This is without a doubt the best toy we bought for our labrador puppy. He can spend ages trying to get the various treats out of it and is especially good to keep him busy if we have to leave him at home for a little while.
He is a really strong chewer now and this is the only toy that is still in one piece and not ended up in the bin. I'm not sure if it is because he can't chew through it or because he knows he gets yummy treats in it when he is good.
Its great for putting things like pate or peanut butter and other treats like markies etc. A dog trainer told us to put it in the freezer then let it thaw a bit before you give it to them and it lasts even longer.
You can also clean it easily by putting it in a bowl with some boiling water and leaving it for a while.
Our pup loves her puppy kong. It is a rubber toy that has a hole in where if you choose you can pop treats into.
The puppy kong that we have is pink marble in colour.
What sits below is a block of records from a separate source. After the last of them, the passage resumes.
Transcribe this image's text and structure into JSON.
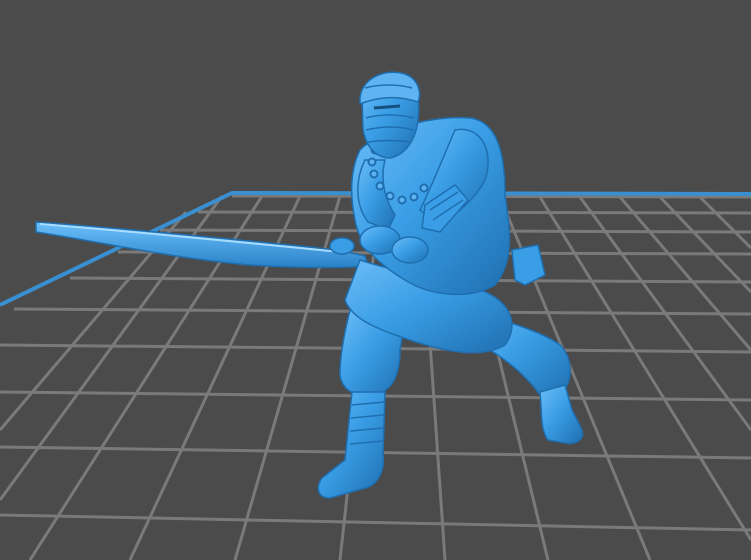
{
  "scene": {
    "background_color": "#4b4b4b",
    "grid_color": "#7a7a7a",
    "grid_border_color": "#3a8fd1",
    "model_color": "#3a9ee6",
    "model_shadow_color": "#1f6fb0",
    "model_highlight_color": "#7cc6ff",
    "model_icon": "3d-miniature-model-icon"
  }
}
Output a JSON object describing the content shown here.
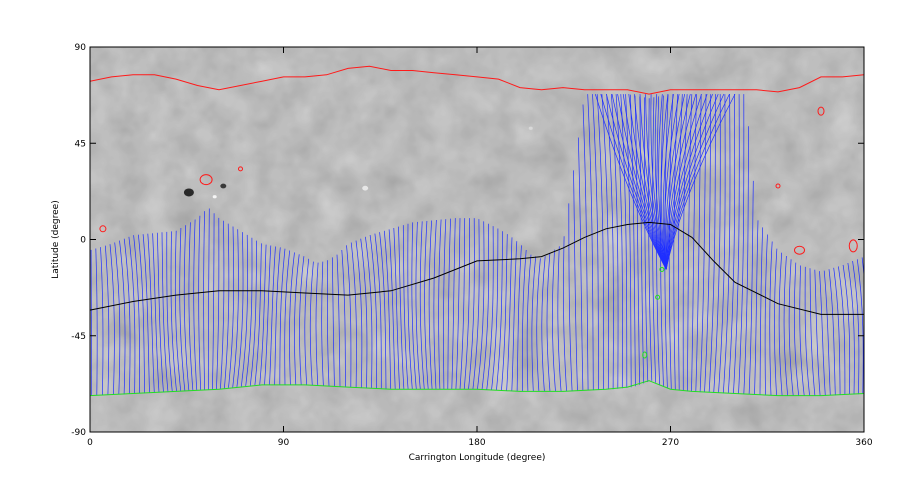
{
  "chart_data": {
    "type": "line",
    "title": "",
    "xlabel": "Carrington Longitude (degree)",
    "ylabel": "Latitude (degree)",
    "xlim": [
      0,
      360
    ],
    "ylim": [
      -90,
      90
    ],
    "xticks": [
      0,
      90,
      180,
      270,
      360
    ],
    "yticks": [
      90,
      45,
      0,
      -45,
      -90
    ],
    "grid": false,
    "legend": "none",
    "background": "grayscale magnetogram map",
    "colors": {
      "field_lines": "#1f2fff",
      "neutral_line": "#000000",
      "positive_contour": "#ff1a1a",
      "negative_contour": "#22dd22"
    },
    "series": [
      {
        "role": "neutral-line",
        "x": [
          0,
          20,
          40,
          60,
          80,
          100,
          120,
          140,
          160,
          180,
          200,
          210,
          220,
          230,
          240,
          250,
          260,
          270,
          280,
          290,
          300,
          320,
          340,
          360
        ],
        "y": [
          -33,
          -29,
          -26,
          -24,
          -24,
          -25,
          -26,
          -24,
          -18,
          -10,
          -9,
          -8,
          -4,
          1,
          5,
          7,
          8,
          7,
          1,
          -10,
          -20,
          -30,
          -35,
          -35
        ]
      },
      {
        "role": "north-red-contour",
        "x": [
          0,
          10,
          20,
          30,
          40,
          50,
          60,
          70,
          80,
          90,
          100,
          110,
          120,
          130,
          140,
          150,
          160,
          170,
          180,
          190,
          200,
          210,
          220,
          230,
          240,
          250,
          260,
          270,
          280,
          290,
          300,
          310,
          320,
          330,
          340,
          350,
          360
        ],
        "y": [
          74,
          76,
          77,
          77,
          75,
          72,
          70,
          72,
          74,
          76,
          76,
          77,
          80,
          81,
          79,
          79,
          78,
          77,
          76,
          75,
          71,
          70,
          71,
          70,
          70,
          70,
          68,
          70,
          70,
          70,
          70,
          70,
          69,
          71,
          76,
          76,
          77
        ]
      },
      {
        "role": "south-green-contour",
        "x": [
          0,
          20,
          40,
          60,
          80,
          100,
          120,
          140,
          160,
          180,
          200,
          220,
          240,
          250,
          260,
          270,
          280,
          300,
          320,
          340,
          360
        ],
        "y": [
          -73,
          -72,
          -71,
          -70,
          -68,
          -68,
          -69,
          -70,
          -70,
          -70,
          -71,
          -71,
          -70,
          -69,
          -66,
          -70,
          -71,
          -72,
          -73,
          -73,
          -72
        ]
      },
      {
        "role": "field-line-tops",
        "x": [
          0,
          10,
          20,
          30,
          40,
          50,
          55,
          60,
          70,
          80,
          90,
          100,
          105,
          110,
          115,
          120,
          130,
          140,
          150,
          160,
          170,
          180,
          190,
          195,
          200,
          205,
          210,
          220,
          230,
          240,
          250,
          260,
          270,
          280,
          290,
          300,
          305,
          310,
          320,
          330,
          340,
          350,
          360
        ],
        "y": [
          -5,
          -2,
          2,
          3,
          4,
          10,
          15,
          10,
          4,
          -2,
          -4,
          -8,
          -11,
          -10,
          -7,
          -2,
          2,
          5,
          8,
          9,
          10,
          10,
          5,
          2,
          -2,
          -7,
          -9,
          -2,
          68,
          68,
          68,
          66,
          68,
          68,
          68,
          68,
          68,
          10,
          -5,
          -12,
          -15,
          -12,
          -8
        ]
      },
      {
        "role": "field-line-bottoms",
        "x": [
          0,
          20,
          40,
          60,
          80,
          100,
          120,
          140,
          160,
          180,
          200,
          220,
          240,
          250,
          260,
          270,
          280,
          300,
          320,
          340,
          360
        ],
        "y": [
          -73,
          -72,
          -71,
          -70,
          -68,
          -68,
          -69,
          -70,
          -70,
          -70,
          -71,
          -71,
          -70,
          -69,
          -66,
          -70,
          -71,
          -72,
          -73,
          -73,
          -72
        ]
      }
    ]
  }
}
It is made from an unique rubber which is to help your pups teeth and gums as they play with the toy. The packaging of the Kong states that the toy will :
Assists in teething.
Aids in healthy development of your dog's mouth.
Promotes essential play.
Encourages proper chewing habits.
Soothes sore gums.
I read this and thought it sounded like a great investment as a toy. Our pup loves to bite and chew on the kong toy. However I must say it does not seem to be her favourite toy. The shape of the toy makes it difficult to be held by her paws as she plays. Due to the circular shape of this particular kong it tends to roll around a lot. The only time I would say that she goes to play with the Kong is when we place one of the Kong treats into the opening at the top of the Kong. The Kong treats are small biscuit type treats that when you squeeze the opening at the top of the Kong you can slip one half way in and it holds fast in the toy. Our pup does enjoy biting the treat out of the Kong but she mostly only manages to get half a treat!
I must say the toy is very robust and she has not damaged it or chewed it to pieces at all. I would buy her another Kong toy in the future but I would choose one of the different shapes that are available. The Kong is available for different breeds on different sizes and shapes.
The Kong is available from pets stores and the Pup Kong costs £4.99 (with the treats to fill it at about £3.99)
Made in a special teething rubber formula / recommended for puppies aged from 2 - 9 months.